Camilla, the Duchess of Cornwall, has described it as a "great honor" that Queen Elizabeth requested that she be known as Queen Consort when her husband, Prince Charles, becomes king.
“Well of course it’s a great honor," Camilla said in a new BBC interview, her first since Queen Elizabeth made the request public on Feb. 5, the eve of her Platinum Jubilee. "It couldn’t be anything else."
When Charles and Camilla married in 2005 there was some debate as to what title Camilla, a divorcee, would take when Charles became king. At the time of their wedding, a spokesperson for the couple suggested she would take the title Princess Consort.
Queen Elizabeth's request, made in a letter to mark her 70 years on the throne, was the first time the 95-year-old queen had publicly addressed her daughter-in-law's role in the future monarchy.
Queen Consort is the title given to the spouse of a king, and under U.K. law, whoever is married to a king would immediately become that and be known as queen. There was some concern when the couple married the public might resent Camilla being known as Queen Camilla, which is why this Princess Consort title was suggested.
Over the past nearly two decades, Camilla has transformed her image and gained the public's respect with her commitments to causes, and devotion to the royal family and Charles.
She spoke to the BBC from Clarence House to highlight one of the many causes she has taken on as a royal, ending violence against women. Camilla said gaining the tile of queen consort will help her raise the profile of issues like that on which she works.
Prince William, Kate join Prince Charles, Camilla for red carpet appearance at 'No Time to Die' premiere
- Sep 28, 2021
"It does help it," she said. "I’m going to keep on with theses causes. You know, if I start something like this, I’m not going to give up mid-channel."
"I’m just going to keep going to try and help people like Diana," said Camilla, referencing Diana Parkes, whose daughter was killed by her estranged husband in 2010. "I hope I should be doing it for a lifetime."
Parkes, who joined Camilla for the BBC interview, started a foundation, the Joanna Simpson Foundation, named after her daughter, which helps young people affected by domestic violence. Camilla first met Parkes in 2016, according to the BBC.
"I was so deeply shocked," Camilla said of her first meeting with Parkes. "I don't think in those days I really knew that much about domestic abuse because it was ... a very hush-hush subject and it was a taboo subject, so to actually sit there and have somebody talking about, well, I'll never forget that moment."

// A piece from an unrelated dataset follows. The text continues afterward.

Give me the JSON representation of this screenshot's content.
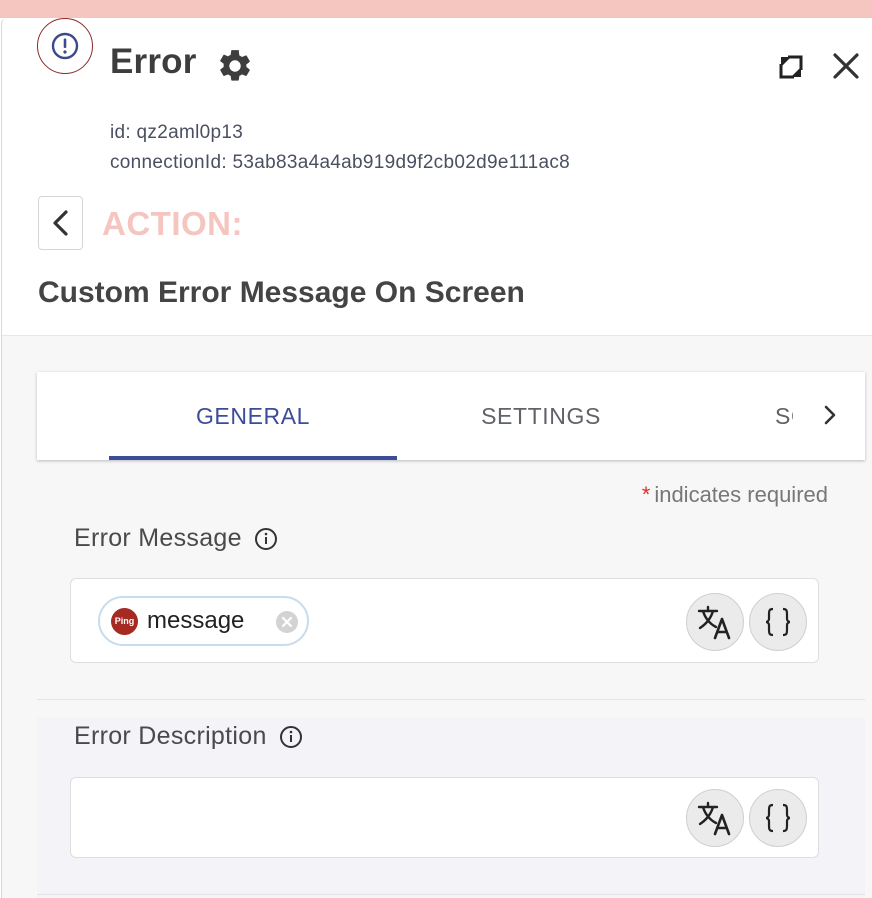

"And I don't think I would be as involved in it now, if I hadn't met you," Camilla said to Parkes.
Camilla, making her first in-person public appearance since testing positive for COVID-19 earlier this month, said she wants to see a culture change when it comes to violence against women, noting the change starts at an early age.
"I think children at school have got to be taught respect," she said. "We have got to go back to the beginnings and just build up this idea that you have to have respect for human beings. It's lack of respect. It's treating women like chattels and people thinking they can get away with it."